Remember to use these phrases with the appropriate tone and context to ensure effective communication.
By familiarizing yourself with Thai numbers and general phrases, you’ll be better equipped to navigate everyday situations and interact with locals. Thai people appreciate visitors who make an effort to learn their language, and using these phrases will undoubtedly enrich your experience in this beautiful country.
Conclusion: Embrace Thai Culture Through Slang and Expressions
As I wrap up this guide on Bangkok slang and Thai expressions, I hope you’ve gained a deeper appreciation for the vibrant Thai culture. Language is not just a means of communication, but also a window into the heart and soul of a nation. By embracing the slang and expressions of Bangkok, you’ll be able to connect with locals on a more intimate level, and truly understand the essence of Thai identity.
Whether you’re ordering your favorite street food, exploring the bustling markets, or making new friends, these phrases will enable you to navigate Thailand with ease and confidence. The power of language lies in its ability to bridge gaps and foster connections, and by incorporating these terms into your vocabulary, you’ll be able to create lasting memories and forge lifelong friendships.

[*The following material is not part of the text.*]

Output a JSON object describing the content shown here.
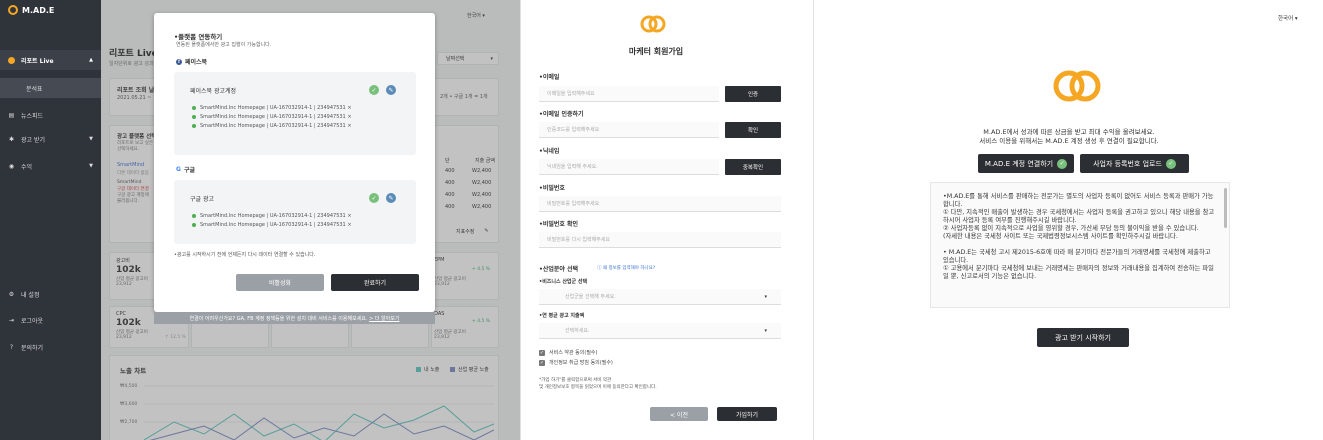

So, the next time you find yourself in the vibrant city of Bangkok, don’t be afraid to embrace the local slang and expressions. Immerse yourself in the rich tapestry of Thai culture, and let these words become an integral part of your travel experience. From the classic “555” to the modern “Kang,” these phrases will add a touch of authenticity to your conversations and make your time in Thailand truly unforgettable.